◆ **WHAT YOU ARE ASKED TO DO**: Here are some records. Copy each one exactly.
◆ ◆ ◆ ◆ ◆ ◆ ◆
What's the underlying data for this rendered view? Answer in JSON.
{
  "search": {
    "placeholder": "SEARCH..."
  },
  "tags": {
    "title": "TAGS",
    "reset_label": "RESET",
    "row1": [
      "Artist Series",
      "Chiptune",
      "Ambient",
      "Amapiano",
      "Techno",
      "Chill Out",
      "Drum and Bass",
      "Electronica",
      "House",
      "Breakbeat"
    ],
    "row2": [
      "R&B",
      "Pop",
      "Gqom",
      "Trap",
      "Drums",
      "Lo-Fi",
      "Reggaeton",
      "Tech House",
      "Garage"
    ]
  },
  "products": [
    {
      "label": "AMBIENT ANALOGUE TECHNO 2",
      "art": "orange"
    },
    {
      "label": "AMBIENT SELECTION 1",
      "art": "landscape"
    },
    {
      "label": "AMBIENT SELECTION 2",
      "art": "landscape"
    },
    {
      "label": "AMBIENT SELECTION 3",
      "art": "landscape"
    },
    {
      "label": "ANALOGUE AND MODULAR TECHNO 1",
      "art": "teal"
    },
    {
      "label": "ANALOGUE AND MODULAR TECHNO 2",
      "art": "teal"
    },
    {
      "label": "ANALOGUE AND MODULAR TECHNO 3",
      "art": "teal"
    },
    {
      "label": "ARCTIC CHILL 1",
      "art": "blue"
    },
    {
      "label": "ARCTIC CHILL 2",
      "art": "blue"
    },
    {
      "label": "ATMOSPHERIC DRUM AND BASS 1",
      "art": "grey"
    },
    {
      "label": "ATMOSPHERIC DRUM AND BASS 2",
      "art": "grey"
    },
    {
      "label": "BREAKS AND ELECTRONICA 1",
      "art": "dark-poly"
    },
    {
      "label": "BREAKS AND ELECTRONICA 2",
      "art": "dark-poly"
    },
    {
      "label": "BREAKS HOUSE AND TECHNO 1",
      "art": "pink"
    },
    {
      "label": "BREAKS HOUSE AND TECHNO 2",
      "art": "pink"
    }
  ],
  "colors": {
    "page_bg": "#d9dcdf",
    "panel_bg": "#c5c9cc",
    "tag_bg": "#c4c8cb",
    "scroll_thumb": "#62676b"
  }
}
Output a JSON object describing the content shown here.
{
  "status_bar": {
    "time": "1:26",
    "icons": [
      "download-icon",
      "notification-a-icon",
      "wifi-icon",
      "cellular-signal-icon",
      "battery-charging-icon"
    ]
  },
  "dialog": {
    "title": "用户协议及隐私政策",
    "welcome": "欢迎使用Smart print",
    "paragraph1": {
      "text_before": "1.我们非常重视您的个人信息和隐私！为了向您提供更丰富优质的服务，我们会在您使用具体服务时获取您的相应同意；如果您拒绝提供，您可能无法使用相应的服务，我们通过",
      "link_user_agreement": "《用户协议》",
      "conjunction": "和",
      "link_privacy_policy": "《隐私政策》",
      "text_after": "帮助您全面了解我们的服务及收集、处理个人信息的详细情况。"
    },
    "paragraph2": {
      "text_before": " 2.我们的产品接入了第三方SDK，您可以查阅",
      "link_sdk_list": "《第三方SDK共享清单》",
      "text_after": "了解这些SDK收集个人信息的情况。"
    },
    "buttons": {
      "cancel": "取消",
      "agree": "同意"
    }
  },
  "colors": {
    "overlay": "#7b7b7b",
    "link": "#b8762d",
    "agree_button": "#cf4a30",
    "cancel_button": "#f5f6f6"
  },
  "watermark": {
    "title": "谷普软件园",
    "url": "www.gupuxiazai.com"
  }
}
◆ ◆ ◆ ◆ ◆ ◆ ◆
◆ **TASK OUTPUT**:
What's the underlying data for this rendered view? Answer in JSON.
{
  "search": {
    "placeholder": "SEARCH..."
  },
  "tags": {
    "title": "TAGS",
    "reset_label": "RESET",
    "row1": [
      "Artist Series",
      "Chiptune",
      "Ambient",
      "Amapiano",
      "Techno",
      "Chill Out",
      "Drum and Bass",
      "Electronica",
      "House",
      "Breakbeat"
    ],
    "row2": [
      "R&B",
      "Pop",
      "Gqom",
      "Trap",
      "Drums",
      "Lo-Fi",
      "Reggaeton",
      "Tech House",
      "Garage"
    ]
  },
  "products": [
    {
      "label": "AMBIENT ANALOGUE TECHNO 2",
      "art": "orange"
    },
    {
      "label": "AMBIENT SELECTION 1",
      "art": "landscape"
    },
    {
      "label": "AMBIENT SELECTION 2",
      "art": "landscape"
    },
    {
      "label": "AMBIENT SELECTION 3",
      "art": "landscape"
    },
    {
      "label": "ANALOGUE AND MODULAR TECHNO 1",
      "art": "teal"
    },
    {
      "label": "ANALOGUE AND MODULAR TECHNO 2",
      "art": "teal"
    },
    {
      "label": "ANALOGUE AND MODULAR TECHNO 3",
      "art": "teal"
    },
    {
      "label": "ARCTIC CHILL 1",
      "art": "blue"
    },
    {
      "label": "ARCTIC CHILL 2",
      "art": "blue"
    },
    {
      "label": "ATMOSPHERIC DRUM AND BASS 1",
      "art": "grey"
    },
    {
      "label": "ATMOSPHERIC DRUM AND BASS 2",
      "art": "grey"
    },
    {
      "label": "BREAKS AND ELECTRONICA 1",
      "art": "dark-poly"
    },
    {
      "label": "BREAKS AND ELECTRONICA 2",
      "art": "dark-poly"
    },
    {
      "label": "BREAKS HOUSE AND TECHNO 1",
      "art": "pink"
    },
    {
      "label": "BREAKS HOUSE AND TECHNO 2",
      "art": "pink"
    }
  ],
  "colors": {
    "page_bg": "#d9dcdf",
    "panel_bg": "#c5c9cc",
    "tag_bg": "#c4c8cb",
    "scroll_thumb": "#62676b"
  }
}
Output a JSON object describing the content shown here.
{
  "status_bar": {
    "time": "1:26",
    "icons": [
      "download-icon",
      "notification-a-icon",
      "wifi-icon",
      "cellular-signal-icon",
      "battery-charging-icon"
    ]
  },
  "dialog": {
    "title": "用户协议及隐私政策",
    "welcome": "欢迎使用Smart print",
    "paragraph1": {
      "text_before": "1.我们非常重视您的个人信息和隐私！为了向您提供更丰富优质的服务，我们会在您使用具体服务时获取您的相应同意；如果您拒绝提供，您可能无法使用相应的服务，我们通过",
      "link_user_agreement": "《用户协议》",
      "conjunction": "和",
      "link_privacy_policy": "《隐私政策》",
      "text_after": "帮助您全面了解我们的服务及收集、处理个人信息的详细情况。"
    },
    "paragraph2": {
      "text_before": " 2.我们的产品接入了第三方SDK，您可以查阅",
      "link_sdk_list": "《第三方SDK共享清单》",
      "text_after": "了解这些SDK收集个人信息的情况。"
    },
    "buttons": {
      "cancel": "取消",
      "agree": "同意"
    }
  },
  "colors": {
    "overlay": "#7b7b7b",
    "link": "#b8762d",
    "agree_button": "#cf4a30",
    "cancel_button": "#f5f6f6"
  },
  "watermark": {
    "title": "谷普软件园",
    "url": "www.gupuxiazai.com"
  }
}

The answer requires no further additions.